A brief recap:
The human brain has two separate decision-making systems.
One system is intuitive, fast, and subconscious. It's designed to recognize patterns and react automatically to them. It holds your memory of motor skills and habits. We're calling that system our Animal Brain.
The other is rational, slow, conscious. It's designed to follow step-by-step instructions. It holds your memories of facts and events. We're calling that system our Android Brain.
Animal Brain tends to dominate our behavior. It broadcasts all kinds of information to Android Brain. But Android Brain has no easy way to communicate back to Animal Brain.
Now we're ready for my guess as to how art works. Remember that this is just an attempt at reverse engineering: to make something that behaves the same way the original does. The internal workings of the brain may be quite different from this. If so, that's OK. I'm really only concerned that the outputs are similar.
I propose that art is simply a way to communicate with our Animal Brain. We do that by taking advantage of Animal Brain's own nature. Animal Brain is constantly on the lookout for unusual patterns in its environment, so that is what we give it with art.
So here's my hypothesis, using my terminology:
The purpose of art is to provide a way for Android Brain to communicate with Animal Brain.
The definition of art is anything made with the intention of communicating with our Animal Brain.
The unit of measurement in art is a single new memory in our Animal Brain.
The quality of an artwork is the rate at which the artwork creates Animal Brain memories.
Now for the same thing, using scientific jargon:
The purpose of art is to enable the declarative memory system to communicate to the nondeclarative memory system. Or, to give System 2 a way to talk to System 1.

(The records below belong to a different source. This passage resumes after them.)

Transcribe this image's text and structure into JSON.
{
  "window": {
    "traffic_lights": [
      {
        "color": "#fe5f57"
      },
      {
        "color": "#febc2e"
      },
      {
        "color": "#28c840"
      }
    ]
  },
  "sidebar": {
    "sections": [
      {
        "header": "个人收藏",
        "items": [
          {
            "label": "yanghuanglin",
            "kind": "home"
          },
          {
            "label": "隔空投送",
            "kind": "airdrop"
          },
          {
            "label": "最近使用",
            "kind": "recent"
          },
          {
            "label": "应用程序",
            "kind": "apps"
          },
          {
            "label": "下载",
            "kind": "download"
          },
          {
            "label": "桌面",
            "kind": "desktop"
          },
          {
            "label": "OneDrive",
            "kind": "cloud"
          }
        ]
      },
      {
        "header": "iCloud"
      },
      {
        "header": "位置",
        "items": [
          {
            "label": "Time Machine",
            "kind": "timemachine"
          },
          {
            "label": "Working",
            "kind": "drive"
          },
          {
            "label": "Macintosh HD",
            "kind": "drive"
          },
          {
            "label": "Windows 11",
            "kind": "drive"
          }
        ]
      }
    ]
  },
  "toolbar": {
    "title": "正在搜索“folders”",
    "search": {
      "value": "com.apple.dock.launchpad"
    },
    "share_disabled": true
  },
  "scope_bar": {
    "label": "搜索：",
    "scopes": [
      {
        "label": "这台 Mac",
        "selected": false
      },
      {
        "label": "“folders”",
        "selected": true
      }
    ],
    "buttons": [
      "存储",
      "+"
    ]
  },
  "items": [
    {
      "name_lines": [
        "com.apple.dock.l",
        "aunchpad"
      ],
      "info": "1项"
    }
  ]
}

The definition of art is anything artificially constructed to stimulate the formation of nondeclarative memories.
The unit of measurement in art is the formation or enhancement of a single nondeclarative memory. Or, a chemical signal resulting from it.
The quality of an artwork is the rate at which nondeclarative memories are formed. Or, the cumulative strength of the resulting chemical signals.
If my hypothesis is correct, all we need to measure the quality of art is some kind of nondeclarometer, which can count the appropriate chemical signals from the Animal Brain's nondeclarative memories as they are created.
New memories send out strong chemical signals. Habituated memories release weaker chemical signals. These chemical signals tell Animal Brain what to pay attention to and what to ignore. I'm hypothesizing that the strength of these chemical signals are what we are measuring when we judge the quality of a work of art.
Drat! I just Googled "nondeclarometer" and got zero hits.
Neural scanners are still pretty crude, but I imagine someday it might be possible to measure memory creation fairly accurately. But for now, measuring art is possible only in theory, not in practice.
The brain is a complex organic machine. I'm sure this simple hypothesis is just that, too simple. But if our goal is usefulness rather than accuracy, simple is probably better, anyway. A hypothesis is a beginning, not an ending. We can test our hypothesis against observable phenomena, and adjust it as we learn more. So let's go use the hypothesis to explain some common phenomena we observe about art.